**Exercise goal:** Report how many lines in the data include "geplant", with the number as the only reply.

^^^^^^^^

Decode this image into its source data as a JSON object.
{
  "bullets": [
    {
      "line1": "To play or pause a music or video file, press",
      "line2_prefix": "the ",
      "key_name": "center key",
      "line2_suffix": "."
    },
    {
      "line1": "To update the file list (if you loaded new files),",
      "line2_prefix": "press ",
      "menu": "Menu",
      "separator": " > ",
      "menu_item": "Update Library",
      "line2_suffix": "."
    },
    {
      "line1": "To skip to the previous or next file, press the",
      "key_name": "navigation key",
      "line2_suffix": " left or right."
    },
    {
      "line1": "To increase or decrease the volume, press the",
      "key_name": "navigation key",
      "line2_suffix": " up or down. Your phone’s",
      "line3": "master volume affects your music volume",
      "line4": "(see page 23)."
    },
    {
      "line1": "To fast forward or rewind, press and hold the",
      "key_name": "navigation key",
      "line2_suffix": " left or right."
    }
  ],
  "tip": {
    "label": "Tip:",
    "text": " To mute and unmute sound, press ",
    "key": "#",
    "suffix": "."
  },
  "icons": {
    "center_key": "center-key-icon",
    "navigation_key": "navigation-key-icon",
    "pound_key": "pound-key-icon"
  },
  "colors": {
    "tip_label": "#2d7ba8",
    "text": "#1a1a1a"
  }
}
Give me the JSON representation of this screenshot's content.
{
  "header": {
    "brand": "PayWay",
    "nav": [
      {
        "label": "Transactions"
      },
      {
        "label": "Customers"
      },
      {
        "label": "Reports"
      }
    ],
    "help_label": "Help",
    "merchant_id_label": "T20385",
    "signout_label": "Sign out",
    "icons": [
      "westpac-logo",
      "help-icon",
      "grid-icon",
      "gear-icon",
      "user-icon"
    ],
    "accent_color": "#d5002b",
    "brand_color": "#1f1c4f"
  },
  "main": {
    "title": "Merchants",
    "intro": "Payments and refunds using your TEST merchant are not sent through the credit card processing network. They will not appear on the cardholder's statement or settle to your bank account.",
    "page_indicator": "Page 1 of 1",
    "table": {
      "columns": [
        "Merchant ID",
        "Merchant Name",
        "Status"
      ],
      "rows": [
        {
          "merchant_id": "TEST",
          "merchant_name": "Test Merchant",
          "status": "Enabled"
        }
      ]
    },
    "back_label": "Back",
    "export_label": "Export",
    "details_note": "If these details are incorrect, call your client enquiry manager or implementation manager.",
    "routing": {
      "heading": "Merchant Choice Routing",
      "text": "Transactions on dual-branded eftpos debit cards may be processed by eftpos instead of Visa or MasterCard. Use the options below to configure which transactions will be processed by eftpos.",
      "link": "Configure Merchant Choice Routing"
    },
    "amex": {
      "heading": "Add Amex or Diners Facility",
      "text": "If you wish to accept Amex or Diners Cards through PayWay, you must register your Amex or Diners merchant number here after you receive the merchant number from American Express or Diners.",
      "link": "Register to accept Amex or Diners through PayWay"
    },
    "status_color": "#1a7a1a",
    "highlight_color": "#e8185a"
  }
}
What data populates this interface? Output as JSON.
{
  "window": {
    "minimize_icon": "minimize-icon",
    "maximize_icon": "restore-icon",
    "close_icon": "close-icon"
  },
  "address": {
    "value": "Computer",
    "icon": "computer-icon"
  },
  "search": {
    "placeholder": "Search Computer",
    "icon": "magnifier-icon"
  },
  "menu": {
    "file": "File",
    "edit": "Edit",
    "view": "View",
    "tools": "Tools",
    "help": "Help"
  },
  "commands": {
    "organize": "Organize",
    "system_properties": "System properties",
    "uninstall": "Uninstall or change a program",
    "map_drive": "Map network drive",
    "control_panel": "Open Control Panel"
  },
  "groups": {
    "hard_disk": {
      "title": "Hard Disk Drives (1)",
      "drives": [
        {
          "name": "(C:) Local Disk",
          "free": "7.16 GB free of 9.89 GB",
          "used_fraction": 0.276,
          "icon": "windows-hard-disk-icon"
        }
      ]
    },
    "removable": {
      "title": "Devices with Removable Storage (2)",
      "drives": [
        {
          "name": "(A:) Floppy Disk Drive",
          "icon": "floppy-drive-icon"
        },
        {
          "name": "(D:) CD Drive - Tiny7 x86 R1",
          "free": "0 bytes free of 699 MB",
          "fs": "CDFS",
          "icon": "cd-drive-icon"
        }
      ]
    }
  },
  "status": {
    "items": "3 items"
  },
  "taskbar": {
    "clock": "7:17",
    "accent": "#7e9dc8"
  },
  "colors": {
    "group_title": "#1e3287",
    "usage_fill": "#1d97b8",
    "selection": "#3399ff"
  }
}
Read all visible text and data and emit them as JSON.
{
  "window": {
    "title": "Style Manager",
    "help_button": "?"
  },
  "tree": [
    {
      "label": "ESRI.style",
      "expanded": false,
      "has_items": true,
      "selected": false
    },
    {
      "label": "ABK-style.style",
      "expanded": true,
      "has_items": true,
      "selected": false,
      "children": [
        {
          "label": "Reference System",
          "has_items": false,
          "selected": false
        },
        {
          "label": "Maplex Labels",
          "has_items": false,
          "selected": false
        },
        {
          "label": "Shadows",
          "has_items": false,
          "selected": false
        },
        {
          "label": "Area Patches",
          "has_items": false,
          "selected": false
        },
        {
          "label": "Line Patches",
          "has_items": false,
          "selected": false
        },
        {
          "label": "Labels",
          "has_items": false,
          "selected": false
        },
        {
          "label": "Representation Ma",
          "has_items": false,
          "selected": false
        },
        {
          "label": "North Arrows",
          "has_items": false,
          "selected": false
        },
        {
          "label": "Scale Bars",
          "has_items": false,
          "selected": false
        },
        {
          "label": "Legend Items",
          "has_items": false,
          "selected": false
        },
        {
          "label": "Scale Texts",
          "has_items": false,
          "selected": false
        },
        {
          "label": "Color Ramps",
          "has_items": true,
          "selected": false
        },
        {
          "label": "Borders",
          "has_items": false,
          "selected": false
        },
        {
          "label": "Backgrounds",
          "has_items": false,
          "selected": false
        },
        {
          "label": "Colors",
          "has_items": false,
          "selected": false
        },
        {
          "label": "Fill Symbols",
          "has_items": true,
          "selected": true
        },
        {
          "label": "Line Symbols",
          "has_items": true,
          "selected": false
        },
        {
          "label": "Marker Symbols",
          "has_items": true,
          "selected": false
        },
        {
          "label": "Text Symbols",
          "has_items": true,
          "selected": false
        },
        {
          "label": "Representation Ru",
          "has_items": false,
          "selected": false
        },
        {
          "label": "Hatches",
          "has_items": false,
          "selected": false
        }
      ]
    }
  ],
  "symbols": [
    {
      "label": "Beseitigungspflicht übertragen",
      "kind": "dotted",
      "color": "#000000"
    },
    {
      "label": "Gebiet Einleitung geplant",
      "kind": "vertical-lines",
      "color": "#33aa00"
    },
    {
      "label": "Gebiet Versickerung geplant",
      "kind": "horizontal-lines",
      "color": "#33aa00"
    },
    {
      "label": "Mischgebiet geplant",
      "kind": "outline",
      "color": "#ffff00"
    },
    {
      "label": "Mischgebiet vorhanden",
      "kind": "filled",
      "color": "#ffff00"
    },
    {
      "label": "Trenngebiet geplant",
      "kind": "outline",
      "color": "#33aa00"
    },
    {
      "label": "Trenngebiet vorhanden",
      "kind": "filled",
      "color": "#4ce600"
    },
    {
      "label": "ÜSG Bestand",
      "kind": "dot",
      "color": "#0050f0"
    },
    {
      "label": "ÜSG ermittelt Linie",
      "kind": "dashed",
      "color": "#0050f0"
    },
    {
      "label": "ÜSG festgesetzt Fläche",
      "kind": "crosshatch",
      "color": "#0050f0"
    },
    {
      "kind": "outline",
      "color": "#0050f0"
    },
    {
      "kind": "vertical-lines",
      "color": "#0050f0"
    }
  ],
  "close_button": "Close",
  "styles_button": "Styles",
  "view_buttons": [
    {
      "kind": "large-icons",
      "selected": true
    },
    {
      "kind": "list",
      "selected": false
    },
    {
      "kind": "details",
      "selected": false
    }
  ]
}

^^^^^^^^

**Exercise output:** 4